By Victoria Spilabotte. CREATED Aug 2, 2013

Las Vegas, NV (KTNV) -- It's been seven months since the night Lawrence Gordon said a Las Vegas police officer shot him in the leg, but last week Sheriff Doug Gillespie announced that officer would keep his job. 

"When the announcement was made to the community it just didn't feel right for me to stay on the board," former Use of Force Review Board member Miriam Rodriguez said. "Quite frankly it feels like the board has no purpose right now."
Rodriguez sat on the Use of Force Board for four years and was part of the review for Officer Jaquar Roston's case. She called it quits when the Sheriff overturned the boards recommendation to fire the officer.

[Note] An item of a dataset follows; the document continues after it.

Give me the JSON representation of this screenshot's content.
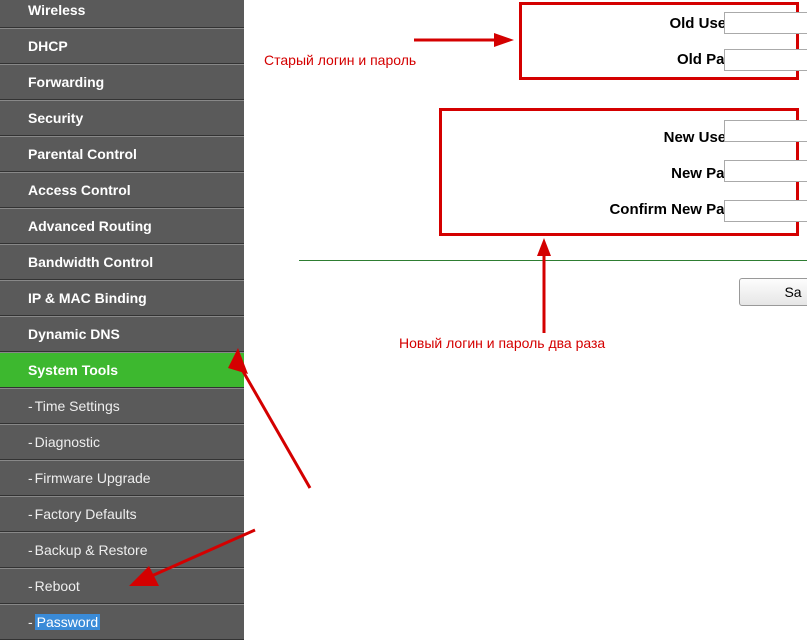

Four other board members also resigned. 
"It should not be the Sheriff's job to undo or untie those decisions because he wears a badge, he wears a uniform and carries a gun," Rodriguez said. 
At a press conference Friday involving a different shooting Undersheriff Jim Dixon talked about the board's concerns. 
"We do listen to their opinions but that is only a part of the process," Dixon said. "When you're on that board you make recommendations to the Sheriff."
The Sheriff has the final word and some are now waiting to see how he'll rule on other pending cases like the case involving Officer Jesus Arevalo who shot an unarmed veteran in 2011. 
"I think officer Jesus Arevalo is done as a police officer," Steve Sanson with the group Veterans in Politics said. "If he was to get his job back it would be a real black eye on Sheriff Doug Gillespie."
Rodriguez said she spoke with the Sheriff on Thursday and expressed her reason for resignation. 
There are 15 civilian board members who decided to stay on the board. Members rotate position as officer shooting need review.